    That policy was set so that only eighth-graders who had mastered their middle school math content could take high school level algebra early.

    The board waived it once, and soon it may be waived for good.

  • High school math now open to all qualifying middle school students

    The Shelby County Public Schools Board declared a positive first reading Thursday of policy 08.113, which would to allow all middle school students who qualify to take high school level algebra early for credit toward graduation.

    The policy had limited the possibility to eighth-graders who had mastered middle school math, but last month the board waived the policy so a single upcoming seventh-grader could take algebra I for high school credit. That got Superintendent James Neihof thinking.

  • News Briefs: Aug. 14, 2009

     

     Andrews to address Rotary

    Rodney Andrews, the director of the Center for Applied Energy Research (CAER) at the University of Kentucky, will speak to the Shelbyville Rotary Club noon Tuesday at Centenary United Methodist Church. Andrews will describe CAER's place in energy Issues. He will be introduced by Shelbyville Rotarian Tom Sorrell, who is the president-elect of the club. Rotary meets Tuesdays at noon at the Centenary United Methodist Church, corner of Washington and Fifth streets.

  • Guthrie visiting Shelby on Friday

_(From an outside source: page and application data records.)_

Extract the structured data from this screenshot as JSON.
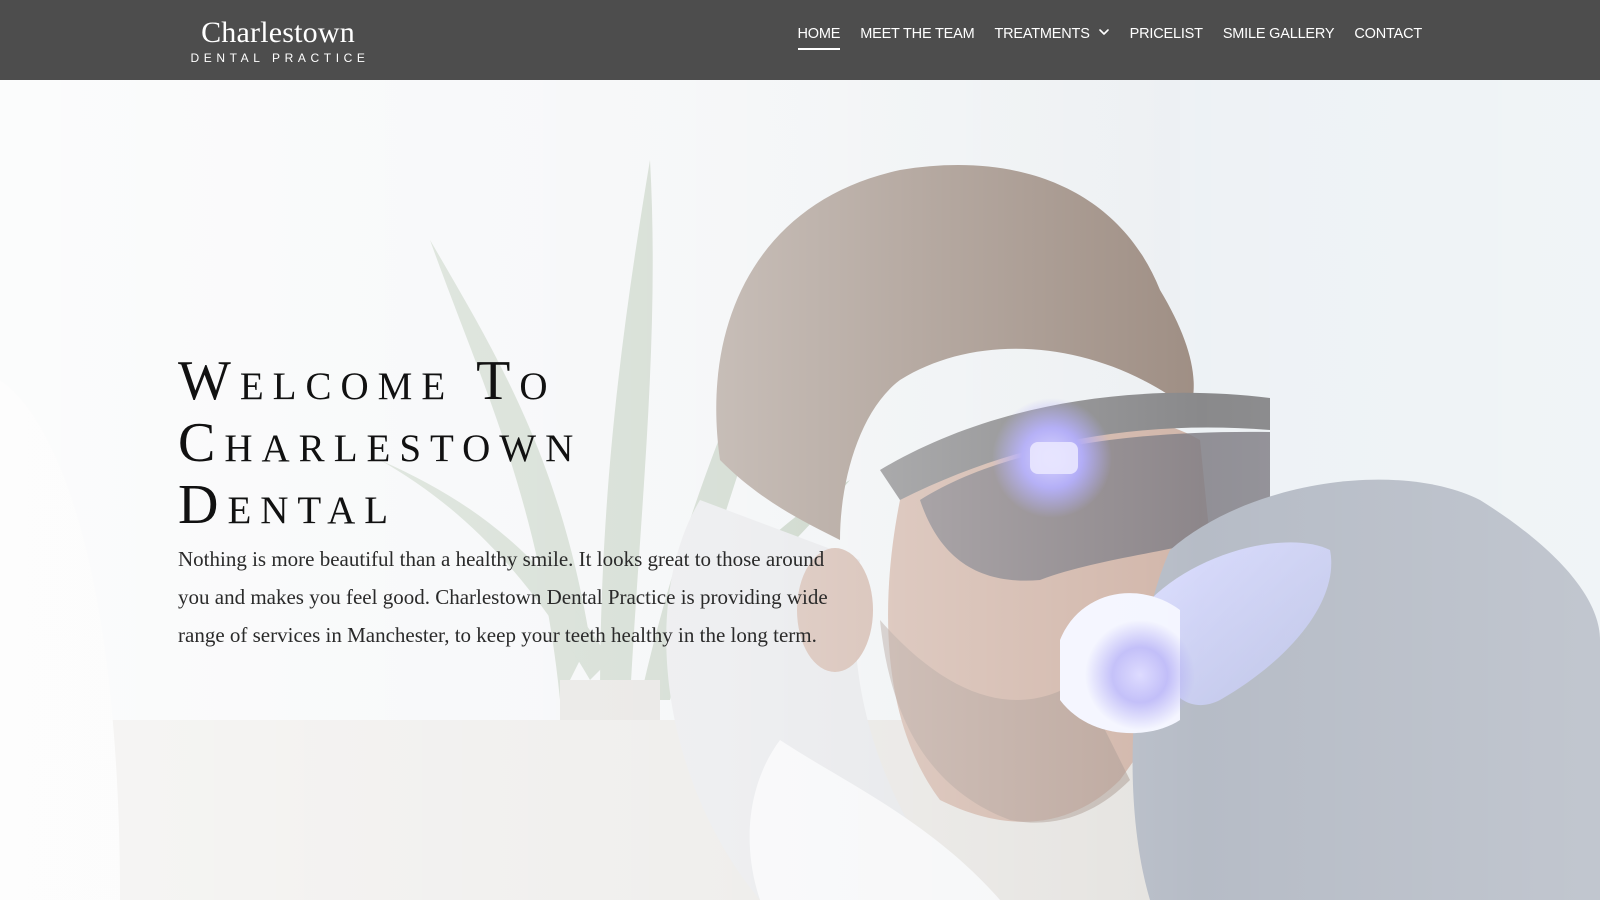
{
  "brand": {
    "name": "Charlestown",
    "subtitle": "DENTAL PRACTICE"
  },
  "nav": {
    "items": [
      {
        "label": "HOME",
        "active": true
      },
      {
        "label": "MEET THE TEAM",
        "active": false
      },
      {
        "label": "TREATMENTS",
        "active": false,
        "has_dropdown": true
      },
      {
        "label": "PRICELIST",
        "active": false
      },
      {
        "label": "SMILE GALLERY",
        "active": false
      },
      {
        "label": "CONTACT",
        "active": false
      }
    ]
  },
  "hero": {
    "title_lines": [
      "Welcome To",
      "Charlestown",
      "Dental"
    ],
    "body": "Nothing is more beautiful than a healthy smile. It looks great to those around you and makes you feel good. Charlestown Dental Practice is providing wide range of services in Manchester, to keep your teeth healthy in the long term."
  },
  "colors": {
    "header_bg": "#4d4d4d",
    "header_text": "#ffffff",
    "title_text": "#111111",
    "body_text": "#2a2a2a"
  },
  "icons": {
    "dropdown": "chevron-down-icon"
  }
}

    U.S. Rep. Brett Guthrie (R-Bowling Green) will be in Shelbyville on Friday to meet with citizens at a variety of events as part of a tour of the district he is completing during Congress’s summer break.

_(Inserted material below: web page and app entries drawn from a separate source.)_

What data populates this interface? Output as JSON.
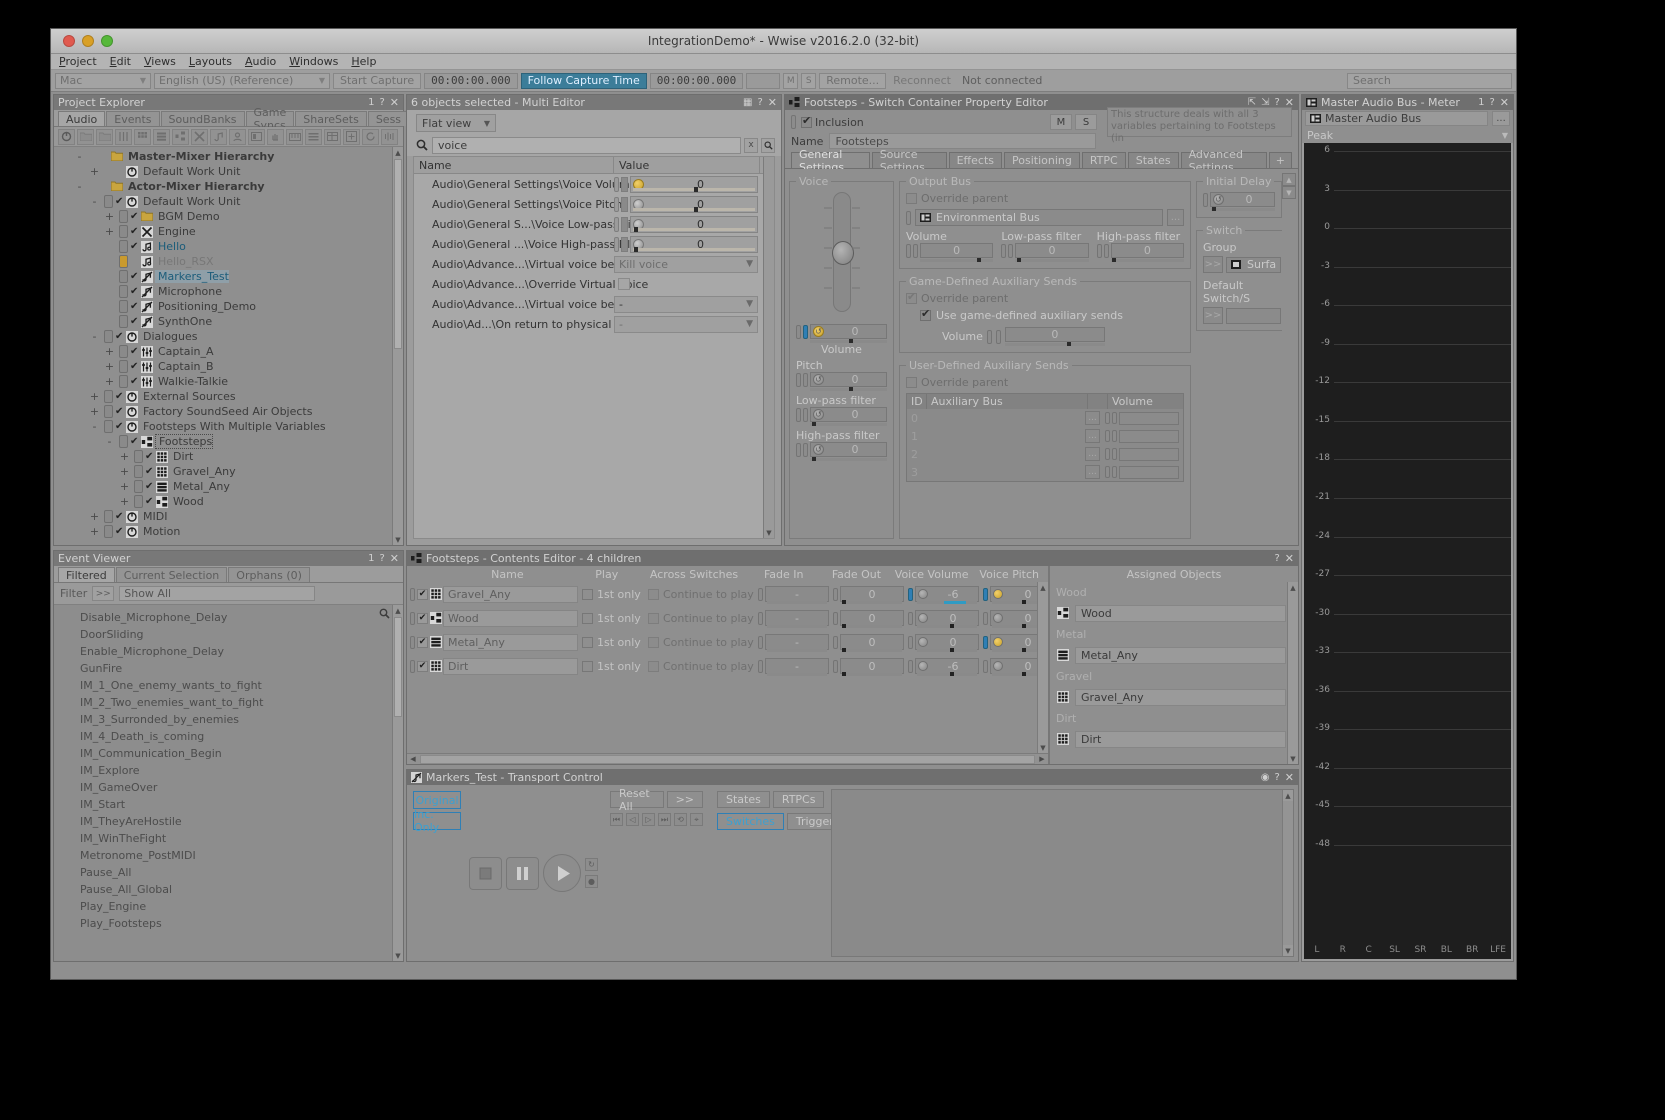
{
  "window": {
    "title": "IntegrationDemo* - Wwise v2016.2.0 (32-bit)"
  },
  "menubar": {
    "items": [
      "Project",
      "Edit",
      "Views",
      "Layouts",
      "Audio",
      "Windows",
      "Help"
    ]
  },
  "toolbar": {
    "platform": "Mac",
    "language": "English (US) (Reference)",
    "start_capture": "Start Capture",
    "time_1": "00:00:00.000",
    "follow_capture_time": "Follow Capture Time",
    "time_2": "00:00:00.000",
    "mute": "M",
    "solo": "S",
    "remote": "Remote...",
    "reconnect": "Reconnect",
    "status": "Not connected",
    "search_placeholder": "Search"
  },
  "project_explorer": {
    "title": "Project Explorer",
    "badge": "1",
    "tabs": [
      "Audio",
      "Events",
      "SoundBanks",
      "Game Syncs",
      "ShareSets",
      "Sess"
    ],
    "selected_tab": "Audio",
    "tree": [
      {
        "label": "Master-Mixer Hierarchy",
        "depth": 0,
        "expander": "-",
        "icon": "folder-icon",
        "style": "bold",
        "check": false
      },
      {
        "label": "Default Work Unit",
        "depth": 1,
        "expander": "+",
        "icon": "workunit-icon",
        "style": "normal",
        "check": false
      },
      {
        "label": "Actor-Mixer Hierarchy",
        "depth": 0,
        "expander": "-",
        "icon": "folder-icon",
        "style": "bold",
        "check": false
      },
      {
        "label": "Default Work Unit",
        "depth": 1,
        "expander": "-",
        "icon": "workunit-icon",
        "style": "normal",
        "check": true
      },
      {
        "label": "BGM Demo",
        "depth": 2,
        "expander": "+",
        "icon": "folder-icon",
        "style": "normal",
        "check": true
      },
      {
        "label": "Engine",
        "depth": 2,
        "expander": "+",
        "icon": "blend-icon",
        "style": "normal",
        "check": true
      },
      {
        "label": "Hello",
        "depth": 2,
        "expander": "",
        "icon": "sound-icon",
        "style": "blue",
        "check": true
      },
      {
        "label": "Hello_RSX",
        "depth": 2,
        "expander": "",
        "icon": "sound-icon",
        "style": "dim",
        "check": "amber"
      },
      {
        "label": "Markers_Test",
        "depth": 2,
        "expander": "",
        "icon": "music-icon",
        "style": "highlight",
        "check": true
      },
      {
        "label": "Microphone",
        "depth": 2,
        "expander": "",
        "icon": "music-icon",
        "style": "normal",
        "check": true
      },
      {
        "label": "Positioning_Demo",
        "depth": 2,
        "expander": "",
        "icon": "music-icon",
        "style": "normal",
        "check": true
      },
      {
        "label": "SynthOne",
        "depth": 2,
        "expander": "",
        "icon": "music-icon",
        "style": "normal",
        "check": true
      },
      {
        "label": "Dialogues",
        "depth": 1,
        "expander": "-",
        "icon": "workunit-icon",
        "style": "normal",
        "check": true
      },
      {
        "label": "Captain_A",
        "depth": 2,
        "expander": "+",
        "icon": "mixer-icon",
        "style": "normal",
        "check": true
      },
      {
        "label": "Captain_B",
        "depth": 2,
        "expander": "+",
        "icon": "mixer-icon",
        "style": "normal",
        "check": true
      },
      {
        "label": "Walkie-Talkie",
        "depth": 2,
        "expander": "+",
        "icon": "mixer-icon",
        "style": "normal",
        "check": true
      },
      {
        "label": "External Sources",
        "depth": 1,
        "expander": "+",
        "icon": "workunit-icon",
        "style": "normal",
        "check": true
      },
      {
        "label": "Factory SoundSeed Air Objects",
        "depth": 1,
        "expander": "+",
        "icon": "workunit-icon",
        "style": "normal",
        "check": true
      },
      {
        "label": "Footsteps With Multiple Variables",
        "depth": 1,
        "expander": "-",
        "icon": "workunit-icon",
        "style": "normal",
        "check": true
      },
      {
        "label": "Footsteps",
        "depth": 2,
        "expander": "-",
        "icon": "switch-icon",
        "style": "dashed",
        "check": true
      },
      {
        "label": "Dirt",
        "depth": 3,
        "expander": "+",
        "icon": "random-icon",
        "style": "normal",
        "check": true
      },
      {
        "label": "Gravel_Any",
        "depth": 3,
        "expander": "+",
        "icon": "random-icon",
        "style": "normal",
        "check": true
      },
      {
        "label": "Metal_Any",
        "depth": 3,
        "expander": "+",
        "icon": "seq-icon",
        "style": "normal",
        "check": true
      },
      {
        "label": "Wood",
        "depth": 3,
        "expander": "+",
        "icon": "switch-icon",
        "style": "normal",
        "check": true
      },
      {
        "label": "MIDI",
        "depth": 1,
        "expander": "+",
        "icon": "workunit-icon",
        "style": "normal",
        "check": true
      },
      {
        "label": "Motion",
        "depth": 1,
        "expander": "+",
        "icon": "workunit-icon",
        "style": "normal",
        "check": true
      }
    ]
  },
  "event_viewer": {
    "title": "Event Viewer",
    "badge": "1",
    "tabs": [
      "Filtered",
      "Current Selection",
      "Orphans (0)"
    ],
    "selected_tab": "Filtered",
    "filter_label": "Filter",
    "filter_button": ">>",
    "filter_value": "Show All",
    "items": [
      "Disable_Microphone_Delay",
      "DoorSliding",
      "Enable_Microphone_Delay",
      "GunFire",
      "IM_1_One_enemy_wants_to_fight",
      "IM_2_Two_enemies_want_to_fight",
      "IM_3_Surronded_by_enemies",
      "IM_4_Death_is_coming",
      "IM_Communication_Begin",
      "IM_Explore",
      "IM_GameOver",
      "IM_Start",
      "IM_TheyAreHostile",
      "IM_WinTheFight",
      "Metronome_PostMIDI",
      "Pause_All",
      "Pause_All_Global",
      "Play_Engine",
      "Play_Footsteps"
    ]
  },
  "multi_editor": {
    "title": "6 objects selected - Multi Editor",
    "view_mode": "Flat view",
    "search_value": "voice",
    "clear_button": "x",
    "columns": [
      "Name",
      "Value"
    ],
    "rows": [
      {
        "name": "Audio\\General Settings\\Voice Volume",
        "type": "slider",
        "value": "0",
        "reset_color": "amber",
        "knob_pct": 50
      },
      {
        "name": "Audio\\General Settings\\Voice Pitch",
        "type": "slider",
        "value": "0",
        "reset_color": "grey",
        "knob_pct": 50
      },
      {
        "name": "Audio\\General S...\\Voice Low-pass Filter",
        "type": "slider",
        "value": "0",
        "reset_color": "grey",
        "knob_pct": 2
      },
      {
        "name": "Audio\\General ...\\Voice High-pass Filter",
        "type": "slider",
        "value": "0",
        "reset_color": "grey",
        "knob_pct": 2
      },
      {
        "name": "Audio\\Advance...\\Virtual voice behavior",
        "type": "select-disabled",
        "value": "Kill voice"
      },
      {
        "name": "Audio\\Advance...\\Override Virtual Voice",
        "type": "checkbox",
        "value": ""
      },
      {
        "name": "Audio\\Advance...\\Virtual voice behavior",
        "type": "select",
        "value": "-"
      },
      {
        "name": "Audio\\Ad...\\On return to physical voice",
        "type": "select-disabled",
        "value": "-"
      }
    ]
  },
  "property_editor": {
    "title": "Footsteps - Switch Container Property Editor",
    "inclusion_label": "Inclusion",
    "mute": "M",
    "solo": "S",
    "note": "This structure deals with all 3 variables pertaining to Footsteps (in",
    "name_label": "Name",
    "name_value": "Footsteps",
    "tabs": [
      "General Settings",
      "Source Settings",
      "Effects",
      "Positioning",
      "RTPC",
      "States",
      "Advanced Settings"
    ],
    "selected_tab": "General Settings",
    "tab_plus": "+",
    "voice": {
      "legend": "Voice",
      "volume_label": "Volume",
      "volume_value": "0",
      "pitch_label": "Pitch",
      "pitch_value": "0",
      "lowpass_label": "Low-pass filter",
      "lowpass_value": "0",
      "highpass_label": "High-pass filter",
      "highpass_value": "0"
    },
    "output_bus": {
      "legend": "Output Bus",
      "override_parent": "Override parent",
      "bus_name": "Environmental Bus",
      "dots": "...",
      "volume_label": "Volume",
      "volume_value": "0",
      "lowpass_label": "Low-pass filter",
      "lowpass_value": "0",
      "highpass_label": "High-pass filter",
      "highpass_value": "0"
    },
    "game_aux": {
      "legend": "Game-Defined Auxiliary Sends",
      "override_parent": "Override parent",
      "use_label": "Use game-defined auxiliary sends",
      "volume_label": "Volume",
      "volume_value": "0"
    },
    "user_aux": {
      "legend": "User-Defined Auxiliary Sends",
      "override_parent": "Override parent",
      "columns": [
        "ID",
        "Auxiliary Bus",
        "Volume"
      ],
      "rows": [
        {
          "id": "0",
          "bus": "",
          "dots": "...",
          "volume": ""
        },
        {
          "id": "1",
          "bus": "",
          "dots": "...",
          "volume": ""
        },
        {
          "id": "2",
          "bus": "",
          "dots": "...",
          "volume": ""
        },
        {
          "id": "3",
          "bus": "",
          "dots": "...",
          "volume": ""
        }
      ]
    },
    "initial_delay": {
      "legend": "Initial Delay",
      "value": "0"
    },
    "switch": {
      "legend": "Switch",
      "group_label": "Group",
      "group_button": ">>",
      "group_value": "Surfa",
      "default_label": "Default Switch/S",
      "default_button": ">>",
      "default_value": ""
    }
  },
  "contents_editor": {
    "title": "Footsteps - Contents Editor - 4 children",
    "columns": [
      "Name",
      "Play",
      "Across Switches",
      "Fade In",
      "Fade Out",
      "Voice Volume",
      "Voice Pitch"
    ],
    "rows": [
      {
        "name": "Gravel_Any",
        "icon": "random-icon",
        "play": "1st only",
        "across": "Continue to play",
        "fade_in": "-",
        "fade_out": "0",
        "voice_volume": "-6",
        "voice_pitch": "0",
        "vol_highlight": true,
        "pitch_amber": true
      },
      {
        "name": "Wood",
        "icon": "switch-icon",
        "play": "1st only",
        "across": "Continue to play",
        "fade_in": "-",
        "fade_out": "0",
        "voice_volume": "0",
        "voice_pitch": "0",
        "vol_highlight": false,
        "pitch_amber": false
      },
      {
        "name": "Metal_Any",
        "icon": "seq-icon",
        "play": "1st only",
        "across": "Continue to play",
        "fade_in": "-",
        "fade_out": "0",
        "voice_volume": "0",
        "voice_pitch": "0",
        "vol_highlight": false,
        "pitch_amber": true
      },
      {
        "name": "Dirt",
        "icon": "random-icon",
        "play": "1st only",
        "across": "Continue to play",
        "fade_in": "-",
        "fade_out": "0",
        "voice_volume": "-6",
        "voice_pitch": "0",
        "vol_highlight": false,
        "pitch_amber": false
      }
    ],
    "assigned_objects": {
      "title": "Assigned Objects",
      "groups": [
        {
          "group": "Wood",
          "item": "Wood",
          "icon": "switch-icon"
        },
        {
          "group": "Metal",
          "item": "Metal_Any",
          "icon": "seq-icon"
        },
        {
          "group": "Gravel",
          "item": "Gravel_Any",
          "icon": "random-icon"
        },
        {
          "group": "Dirt",
          "item": "Dirt",
          "icon": "random-icon"
        }
      ]
    }
  },
  "transport": {
    "title": "Markers_Test - Transport Control",
    "original_label": "Original",
    "inc_only_label": "Inc. Only",
    "reset_all": "Reset All",
    "reset_more": ">>",
    "states": "States",
    "rtpcs": "RTPCs",
    "switches": "Switches",
    "triggers": "Triggers"
  },
  "meter": {
    "title": "Master Audio Bus - Meter",
    "badge": "1",
    "bus_name": "Master Audio Bus",
    "dots": "...",
    "mode": "Peak",
    "scale_labels": [
      "6",
      "3",
      "0",
      "-3",
      "-6",
      "-9",
      "-12",
      "-15",
      "-18",
      "-21",
      "-24",
      "-27",
      "-30",
      "-33",
      "-36",
      "-39",
      "-42",
      "-45",
      "-48"
    ],
    "channels": [
      "L",
      "R",
      "C",
      "SL",
      "SR",
      "BL",
      "BR",
      "LFE"
    ]
  },
  "colors": {
    "accent": "#2f7fb5",
    "amber": "#c8a12a",
    "panel": "#8f8f8f"
  }
}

    Guthrie will make four appearances to address Shelby Countians about his first term in office and progress on issues they may find important.

    The key will be a session at 3:30 when he will spend about an hour taking questions from the public during an event at the Kentucky Farm Bureau office on Mount Eden Road.

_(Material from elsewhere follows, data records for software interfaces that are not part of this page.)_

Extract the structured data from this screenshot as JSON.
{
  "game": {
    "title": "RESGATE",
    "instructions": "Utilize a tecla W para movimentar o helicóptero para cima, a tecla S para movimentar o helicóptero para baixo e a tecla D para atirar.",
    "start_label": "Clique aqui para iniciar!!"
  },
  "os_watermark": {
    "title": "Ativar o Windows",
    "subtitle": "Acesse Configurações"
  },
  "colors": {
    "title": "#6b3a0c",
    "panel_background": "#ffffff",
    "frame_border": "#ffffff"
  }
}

  • EARLIER: Bypass contractor loaded with jobs

    State officials’ dissatisfaction with the contractors working on the Shelbyville Bypass hasn’t stopped that company from winning and beginning nearly $142 million in state contracts since 2005. Kay and Kay Contracting, which began construction on the bypass in May 2006, has 11 other open contracts with the Transportation Cabinet and since May 1 has started seven more projects to build highways and related structures. Kay and Kay has completed just 56 percent of the 4.5-mile road that would connect Kentucky 55

  • Shelby Energy ‘improving safety practices’

    Audit results are in, and it appears electricity and gas provider Shelby Energy Cooperative is making strides in improving work safety. The co-op underwent a state audit in 2008 after Cosby Carroll, an employee of Dobson Power, a former contractor of Shelby Energy, fell to his death from an bucket truck on Nov. 12, 2007.

  • EARLIER: Bypass construction stalled by weather

    Construction on the Shelbyville Bypass has all but come to a standstill, and state officials say it's because the county had such a rainy spring.

    "It's been raining, and even when it stops, they've got to wait for the ground to dry out," said Andrea Clifford, public information officer for the Kentucky Transportation Cabinet.

  • EARLIER: First day at new school just another challenge for Patterson

    Seventeen-year-old Brittany Patterson has moved to Finchville to be with family and become a senior at Shelby County High School. Like any teen in that situation, she's nervous. She won't know anybody at school and isn't familiar with the facility. She's the new kid.

    But the adventure is also one Patterson is eager to embark. After all, she has spent her life facing challenges that most teens never could imagine.